In Episode 3, Terror in Resonance (Zankyou no Terror) continues barrel forward, presenting a third bomb (and third riddle) in as many weeks. But action takes a backseat as director Shinichiro Watanabe spends much of the episode unfolding pasts and presenting some half-answers to building questions as the plot unfolds.
Perhaps the most identifiable character of the series, and the certainly the one whom the audience can most relate on a moral level, is Shibasaki. We already knew that he was formerly a detective, and a clever one, having cracked the previous riddle, but now we get to know his background a bit as well. Because he refused to back down from a politically charged investigation, and rather delved deeper and deeper into one, Shibasaki was removed from his post and relegated to no man’s land. But according to his supervisor, Shibasaki has never let that go.

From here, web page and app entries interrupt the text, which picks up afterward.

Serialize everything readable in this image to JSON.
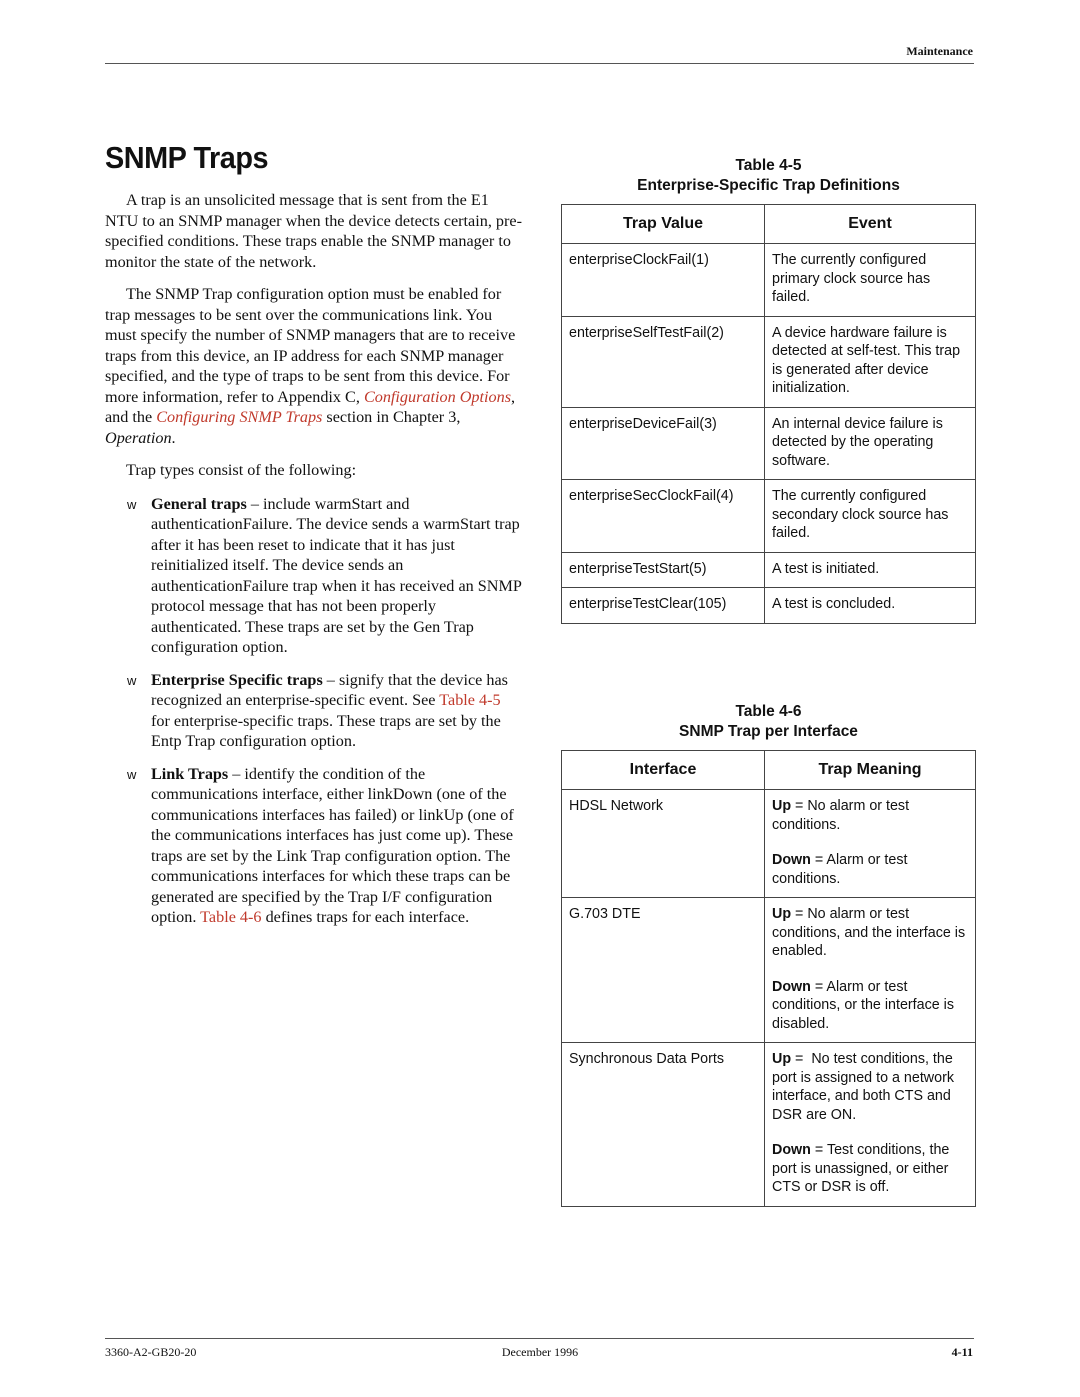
{
  "header": {
    "running_head": "Maintenance"
  },
  "section": {
    "title": "SNMP Traps",
    "para1": "A trap is an unsolicited message that is sent from the E1 NTU to an SNMP manager when the device detects certain, pre-specified conditions. These traps enable the SNMP manager to monitor the state of the network.",
    "para2": {
      "text1": "The SNMP Trap configuration option must be enabled for trap messages to be sent over the communications link. You must specify the number of SNMP managers that are to receive traps from this device, an IP address for each SNMP manager specified, and the type of traps to be sent from this device. For more information, refer to Appendix C, ",
      "link1": "Configuration Options",
      "text2": ", and the ",
      "link2": "Configuring SNMP Traps",
      "text3": " section in Chapter 3, ",
      "italic": "Operation",
      "text4": "."
    },
    "para3": "Trap types consist of the following:",
    "bullet_mark": "w",
    "bullets": [
      {
        "term": "General traps",
        "text": " – include warmStart and authenticationFailure. The device sends a warmStart trap after it has been reset to indicate that it has just reinitialized itself. The device sends an authenticationFailure trap when it has received an SNMP protocol message that has not been properly authenticated. These traps are set by the Gen Trap configuration option."
      },
      {
        "term": "Enterprise Specific traps",
        "text": " – signify that the device has recognized an enterprise-specific event. See ",
        "link": "Table 4-5",
        "text2": " for enterprise-specific traps. These traps are set by the Entp Trap configuration option."
      },
      {
        "term": "Link Traps",
        "text": " – identify the condition of the communications interface, either linkDown (one of the communications interfaces has failed) or linkUp (one of the communications interfaces has just come up). These traps are set by the Link Trap configuration option. The communications interfaces for which these traps can be generated are specified by the Trap I/F configuration option. ",
        "link": "Table 4-6",
        "text2": " defines traps for each interface."
      }
    ]
  },
  "table45": {
    "number": "Table 4-5",
    "title": "Enterprise-Specific Trap Definitions",
    "headers": [
      "Trap Value",
      "Event"
    ],
    "rows": [
      [
        "enterpriseClockFail(1)",
        "The currently configured primary clock source has failed."
      ],
      [
        "enterpriseSelfTestFail(2)",
        "A device hardware failure is detected at self-test. This trap is generated after device initialization."
      ],
      [
        "enterpriseDeviceFail(3)",
        "An internal device failure is detected by the operating software."
      ],
      [
        "enterpriseSecClockFail(4)",
        "The currently configured secondary clock source has failed."
      ],
      [
        "enterpriseTestStart(5)",
        "A test is initiated."
      ],
      [
        "enterpriseTestClear(105)",
        "A test is concluded."
      ]
    ]
  },
  "table46": {
    "number": "Table 4-6",
    "title": "SNMP Trap per Interface",
    "headers": [
      "Interface",
      "Trap Meaning"
    ],
    "rows": [
      {
        "interface": "HDSL Network",
        "up_label": "Up",
        "up_text": " = No alarm or test conditions.",
        "down_label": "Down",
        "down_text": " = Alarm or test conditions."
      },
      {
        "interface": "G.703 DTE",
        "up_label": "Up",
        "up_text": " = No alarm or test conditions, and the interface is enabled.",
        "down_label": "Down",
        "down_text": " = Alarm or test conditions, or the interface is disabled."
      },
      {
        "interface": "Synchronous Data Ports",
        "up_label": "Up",
        "up_text": " =  No test conditions, the port is assigned to a network interface, and both CTS and DSR are ON.",
        "down_label": "Down",
        "down_text": " = Test conditions, the port is unassigned, or either CTS or DSR is off."
      }
    ]
  },
  "footer": {
    "doc_number": "3360-A2-GB20-20",
    "date": "December 1996",
    "page": "4-11"
  },
  "colors": {
    "link": "#c0392b",
    "text": "#111111",
    "rule": "#555555"
  }
}
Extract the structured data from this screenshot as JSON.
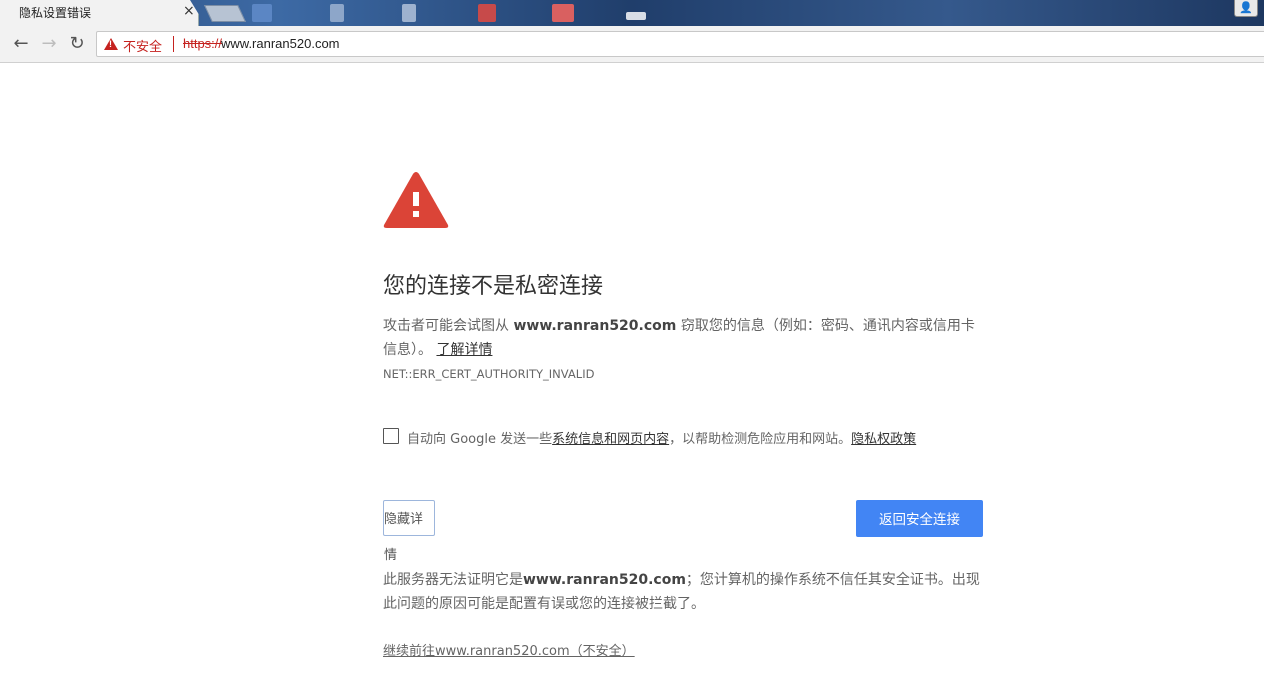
{
  "tab": {
    "title": "隐私设置错误",
    "close": "×"
  },
  "profile": {
    "glyph": "👤"
  },
  "toolbar": {
    "back_glyph": "←",
    "forward_glyph": "→",
    "reload_glyph": "↻",
    "security_label": "不安全",
    "url_scheme": "https://",
    "url_host": "www.ranran520.com"
  },
  "interstitial": {
    "icon": "warning-triangle-icon",
    "heading": "您的连接不是私密连接",
    "explanation_pre": "攻击者可能会试图从 ",
    "explanation_host": "www.ranran520.com",
    "explanation_post": " 窃取您的信息（例如：密码、通讯内容或信用卡信息）。",
    "learn_more": "了解详情",
    "error_code": "NET::ERR_CERT_AUTHORITY_INVALID",
    "extended_reporting": {
      "checked": false,
      "pre": "自动向 Google 发送一些",
      "link": "系统信息和网页内容",
      "post": "，以帮助检测危险应用和网站。",
      "privacy_link": "隐私权政策"
    },
    "details_button": "隐藏详情",
    "primary_button": "返回安全连接",
    "details_pre": "此服务器无法证明它是",
    "details_host": "www.ranran520.com",
    "details_post": "；您计算机的操作系统不信任其安全证书。出现此问题的原因可能是配置有误或您的连接被拦截了。",
    "proceed_link": "继续前往www.ranran520.com（不安全）"
  },
  "colors": {
    "danger": "#c5221f",
    "primary": "#4285f4",
    "warning_icon": "#db4437"
  }
}
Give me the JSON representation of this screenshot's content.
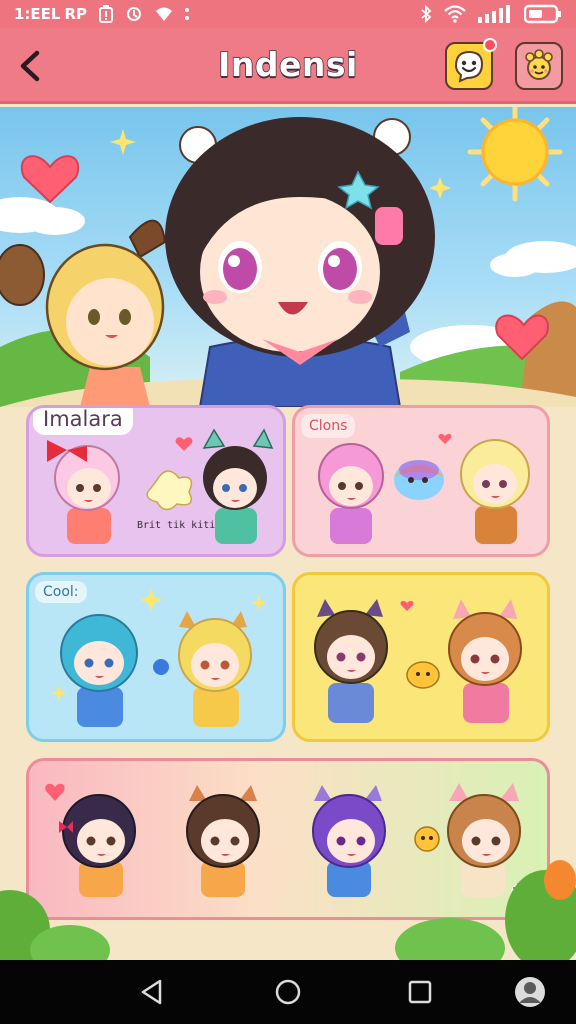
{
  "status_bar": {
    "time": "1:EEL",
    "carrier": "RP",
    "icons": [
      "battery-alert-icon",
      "sync-icon",
      "location-icon",
      "dots-icon",
      "bluetooth-icon",
      "wifi-icon",
      "signal-icon",
      "battery-icon"
    ]
  },
  "app_bar": {
    "title": "Indensi",
    "icons": [
      "back-arrow-icon",
      "smiley-icon",
      "mascot-icon"
    ]
  },
  "hero": {
    "scene": [
      "sun-icon",
      "heart-icon",
      "star-icon",
      "cloud-icon"
    ]
  },
  "cards": {
    "imalara": {
      "label": "Imalara",
      "bg": "#e8c3ee",
      "border": "#d39ee0",
      "stamp_text": "Brit tik kiti"
    },
    "clons": {
      "label": "Clons",
      "bg": "#fbd2d6",
      "border": "#ef9ea6"
    },
    "cool": {
      "label": "Cool:",
      "bg": "#b9e6f7",
      "border": "#7dcdec"
    },
    "yellow": {
      "label": "",
      "bg": "#fbe779",
      "border": "#f2c93a"
    },
    "wide": {
      "label": "",
      "bg_from": "#f9b8c1",
      "bg_to": "#d8f1b4",
      "border": "#ee8b99"
    }
  },
  "colors": {
    "header": "#ef7b86",
    "status": "#ee7480",
    "sky": "#78c5ec",
    "grass": "#6fbf4a"
  },
  "nav_bar": {
    "icons": [
      "back-triangle-icon",
      "home-circle-icon",
      "recents-square-icon",
      "assistant-icon"
    ]
  }
}
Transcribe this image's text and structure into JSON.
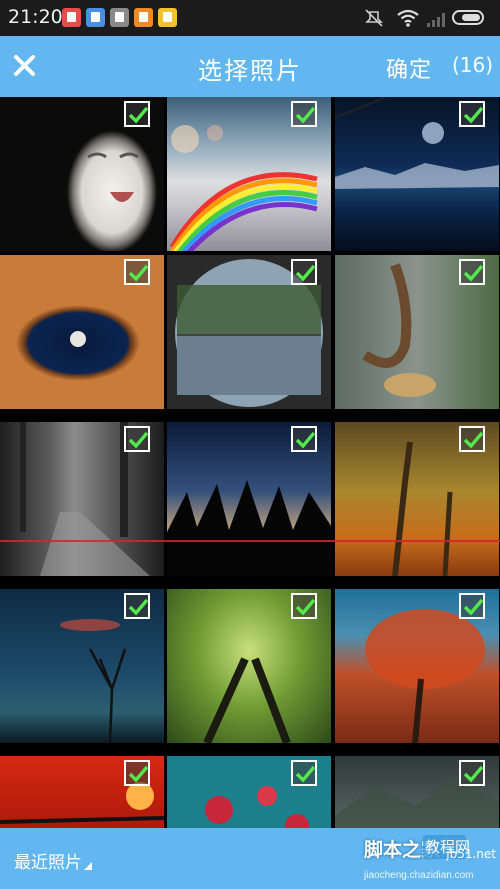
{
  "status_bar": {
    "time": "21:20",
    "app_icons": [
      {
        "name": "calendar-app-icon",
        "color": "#e94b4b"
      },
      {
        "name": "messenger-app-icon",
        "color": "#4a90e2"
      },
      {
        "name": "grey-app-icon",
        "color": "#8a8a8a"
      },
      {
        "name": "orange-app-icon",
        "color": "#f08a24"
      },
      {
        "name": "gallery-app-icon",
        "color": "#f2c228"
      }
    ]
  },
  "header": {
    "close_icon": "close-icon",
    "title": "选择照片",
    "confirm_label": "确定",
    "selected_count": "(16)"
  },
  "photos": [
    {
      "subject": "snowy owl",
      "checked": true
    },
    {
      "subject": "rainbow above clouds",
      "checked": true
    },
    {
      "subject": "moon over lake at night",
      "checked": true
    },
    {
      "subject": "moon through rock arch",
      "checked": true
    },
    {
      "subject": "round reflection of trees",
      "checked": true
    },
    {
      "subject": "birds falling",
      "checked": true
    },
    {
      "subject": "misty forest road",
      "checked": true
    },
    {
      "subject": "tree silhouettes at dusk",
      "checked": true
    },
    {
      "subject": "autumn forest",
      "checked": true
    },
    {
      "subject": "bare tree at dusk",
      "checked": true
    },
    {
      "subject": "looking up at green trees",
      "checked": true
    },
    {
      "subject": "red autumn tree",
      "checked": true
    },
    {
      "subject": "red sunset",
      "checked": true
    },
    {
      "subject": "red flowers on teal",
      "checked": true
    },
    {
      "subject": "misty mountains",
      "checked": true
    }
  ],
  "footer": {
    "album_label": "最近照片",
    "watermark_line1": "脚本之家",
    "watermark_badge": "教程网",
    "watermark_url": "jb51.net",
    "watermark_url2": "jiaocheng.chazidian.com"
  }
}
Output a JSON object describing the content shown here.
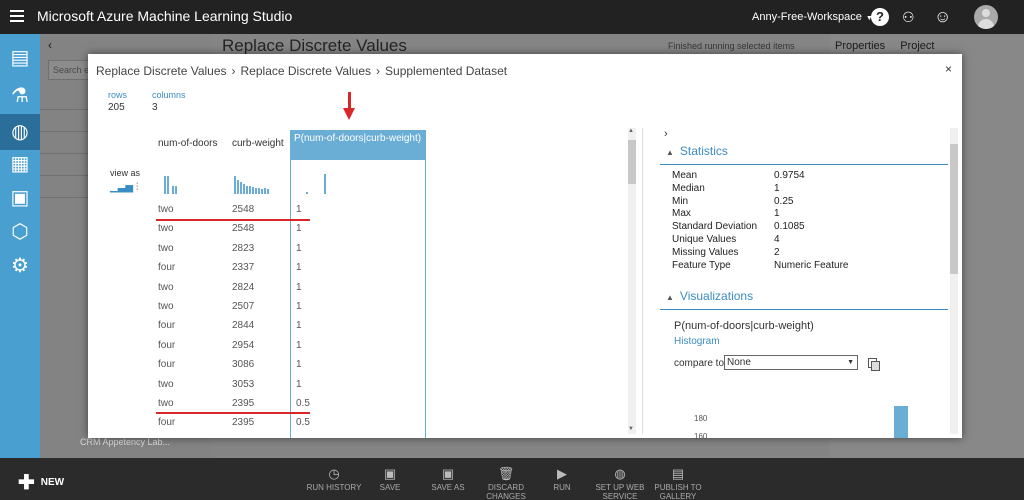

But the episode seems to place more importance on another part of the detective’s past as a motivating factor: his childhood in Hiroshima. He spent his summers there (at the very least), and remembers well a town populated by elderly atomic bomb survivors. The summer was a lonely, quiet time for Shibasaki, and the residents refused to go outside, the insinuation being that they were still dealing with the painful memories of the bomb, which dropped in the summer of 1945. Shibasaki takes this hurt and used it as fuel to help him stop Nine and Twelve. His tirade at the end of his message to the terrorists suggest that the pain of the past and the moral fortitude rising from his memories are an utmost part his character.
Nine, too, is dealing with tragedy from the past. Ironically, it’s the more impulsive 12 that tries to soothe 9 as he deals with flashbacks of the experiments conducted on the two and with even younger children (Emily makes an apt comparison of this, along with Lisa’s predicament, to the Child Broiler of Mawaru Penguindrum). Most pressing on Nine’s mind is a white-haired boy who was unable to escape with them, seemingly perishing in the intense heat of self-immolation. Nine can’t shake these images, and it’s these children and the abuse they suffered that drive him.
And so, two of the main components of the series – Sphinx and the police force – are rolling with an unstoppable momentum, both motivated by the same concepts – revenge and justice.
While the first episode of Terror in Resonance (Zankyou no Terror) introduced us to and focused on the terrorists, Nine and Twelve, along with their new accomplice, Lisa, episode two largely moves the focus toward the police. It’s an interesting shift, especially with the terrorists playing good bad guys and the police playing the role of bad good guys.
Little by littke, Shinichiro Watanabe begins to unravel a story while burdening the audience with evermore questions, particularly as they have to do with Nine and Twelve’s pasts – who are they? What was done to them? Why? Who were all involved?
And whatever “VON” is, it’s quite shady, judging from the terrified looks on the faces of various characters in-the-know. They’ve done something mightily wrong. And this episode is all about showing that the police – and perhaps larger forces involved – have it coming to them. The variation of the Riddle of the Sphinx emphasizes the judgment the guilty must pay, ultimately ending in judgement upon the police at the end of the episode.
These ideas of justice, revenge, and karma are found in heavy doses in Watanabe’s works (think of almost all the episodes involving Spike and Vicious in Cowboy Bebop). In fact, they figure prominently in many anime – no surprise seeing how deeply ingrained these ideas are in Japanese culture, history, and religion. Of course the bad guys must pay for their evil deeds at the hands (or on behalf) of those that suffer. That’s justice.